NJCIE 2019, Vol. 3(1), 12


Editorial: Special Issue on ICCS 2016 Norway

Guest Editor:

Idunn Seland[1], OsloMet – Oslo Metropolitan University, Norway



In 2016, Norway participated in the International Citizenship and Civic Education Study (ICCS) for the second time. A nationally representative sample of more than 6000 pupils in the 9th grade answered a test on their knowledge of civic principles, civic society and systems, and a survey to map their civic identities and participation. Among the 24 countries participating in ICCS 2016, Norwegian pupils and their peers in the Nordic countries scored in the top five in the civic knowledge test.

Data from ICCS have mostly been employed in this way, to benchmark countries in the manner of what is done with other test tools administered by IEA (the International Association of the Evaluation of Educational Achievement,) also responsible for the well-known PISA studies. However, ICCS also collects other data from participating countries, in the form of teacher and principal surveys on the context, priorities, content and methods of citizenship and civic education. These data have rarely been subject to in-depth analysis, neither nationally nor internationally.

The coordinators behind the Norwegian ICCS 2016-study wanted to change this situation, and have devoted this special issue of Nordic Journal of Comparative and International Education to articles analysing how teachers and principals in the 148 schools participating in the study reflect and reason on citizenship and civic education. Based on the two surveys to these professional groups including questions specific to the Norwegian teacher sample and interviews with teachers, the contributors to this issue explore and discuss various topics that broaden our understanding of what affects young people’s knowledge and interest in democracy. Data from different levels in the study are linked and compared, so that relationships between teachers’ professional development and understanding of conceptual, theoretical and didactical aspects of citizenship and civic education are explored with respect to pupils’ results in the same study. Thus we learn about what kind of citizenship Norwegian teachers portray in their instruction, how they proceed to educate the young for environmental citizenship, how teachers reason on the use of controversial issues in their teaching, and how these aspects may affect pupils’ learning.

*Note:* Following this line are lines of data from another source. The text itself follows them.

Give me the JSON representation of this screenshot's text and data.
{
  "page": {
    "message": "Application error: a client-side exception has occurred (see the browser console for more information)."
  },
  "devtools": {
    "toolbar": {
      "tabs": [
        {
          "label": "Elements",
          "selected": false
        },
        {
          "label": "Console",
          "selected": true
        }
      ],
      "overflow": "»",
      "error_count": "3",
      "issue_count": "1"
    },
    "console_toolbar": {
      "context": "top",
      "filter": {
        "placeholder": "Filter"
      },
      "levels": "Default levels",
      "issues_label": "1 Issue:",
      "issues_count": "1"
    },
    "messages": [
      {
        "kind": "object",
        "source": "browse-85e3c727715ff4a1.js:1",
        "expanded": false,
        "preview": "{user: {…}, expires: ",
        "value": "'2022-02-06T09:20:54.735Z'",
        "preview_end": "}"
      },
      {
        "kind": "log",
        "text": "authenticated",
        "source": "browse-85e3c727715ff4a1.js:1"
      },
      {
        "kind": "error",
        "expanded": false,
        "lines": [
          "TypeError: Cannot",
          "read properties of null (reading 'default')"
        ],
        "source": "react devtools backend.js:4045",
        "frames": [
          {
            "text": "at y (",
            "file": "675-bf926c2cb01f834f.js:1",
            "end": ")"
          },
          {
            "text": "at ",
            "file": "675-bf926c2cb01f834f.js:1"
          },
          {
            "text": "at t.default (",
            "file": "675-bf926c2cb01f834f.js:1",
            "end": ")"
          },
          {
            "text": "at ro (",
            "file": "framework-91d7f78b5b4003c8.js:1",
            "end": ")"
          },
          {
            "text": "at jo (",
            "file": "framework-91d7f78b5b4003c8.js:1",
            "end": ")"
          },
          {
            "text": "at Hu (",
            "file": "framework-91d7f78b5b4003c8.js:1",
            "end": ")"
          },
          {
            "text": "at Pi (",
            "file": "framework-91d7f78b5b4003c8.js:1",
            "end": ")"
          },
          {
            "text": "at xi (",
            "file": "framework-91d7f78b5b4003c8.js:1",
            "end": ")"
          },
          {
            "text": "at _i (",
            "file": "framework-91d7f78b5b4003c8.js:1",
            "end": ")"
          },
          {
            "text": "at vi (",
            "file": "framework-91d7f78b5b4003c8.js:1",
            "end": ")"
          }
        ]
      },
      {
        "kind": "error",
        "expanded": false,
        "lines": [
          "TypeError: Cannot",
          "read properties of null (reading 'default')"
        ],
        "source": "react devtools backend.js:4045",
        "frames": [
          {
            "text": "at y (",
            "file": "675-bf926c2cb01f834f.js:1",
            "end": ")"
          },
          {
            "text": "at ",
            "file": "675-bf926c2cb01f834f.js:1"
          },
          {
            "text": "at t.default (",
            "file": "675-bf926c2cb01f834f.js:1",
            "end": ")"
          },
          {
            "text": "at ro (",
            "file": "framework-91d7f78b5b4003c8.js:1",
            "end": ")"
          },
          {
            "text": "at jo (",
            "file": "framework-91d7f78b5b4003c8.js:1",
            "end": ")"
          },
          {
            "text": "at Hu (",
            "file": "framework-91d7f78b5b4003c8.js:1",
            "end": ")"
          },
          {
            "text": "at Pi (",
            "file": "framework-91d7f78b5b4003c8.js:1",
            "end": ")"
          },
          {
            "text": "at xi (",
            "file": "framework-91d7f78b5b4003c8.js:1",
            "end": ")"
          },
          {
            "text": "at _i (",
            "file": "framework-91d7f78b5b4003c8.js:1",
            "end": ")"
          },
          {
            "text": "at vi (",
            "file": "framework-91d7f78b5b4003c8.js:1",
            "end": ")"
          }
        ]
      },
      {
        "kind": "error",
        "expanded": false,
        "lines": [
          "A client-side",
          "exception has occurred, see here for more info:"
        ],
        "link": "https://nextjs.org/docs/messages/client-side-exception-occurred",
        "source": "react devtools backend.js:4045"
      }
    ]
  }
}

This issue thus paves the way for new and interesting longitudinal analysis of teachers and principals’ role in the shaping of young citizens, inviting studies of equivalent material from new cycles of ICCS in years to come. It all adds to one of the main questions in citizenship and civic education, on whether schools are the dominant contributor to young people’s civic identities and knowledge, or if this is mainly attributed to other factors known to affect pupils’ learning results, like parents’ level of education.


[1] Corresponding author: Idunn.Seland@oslomet.no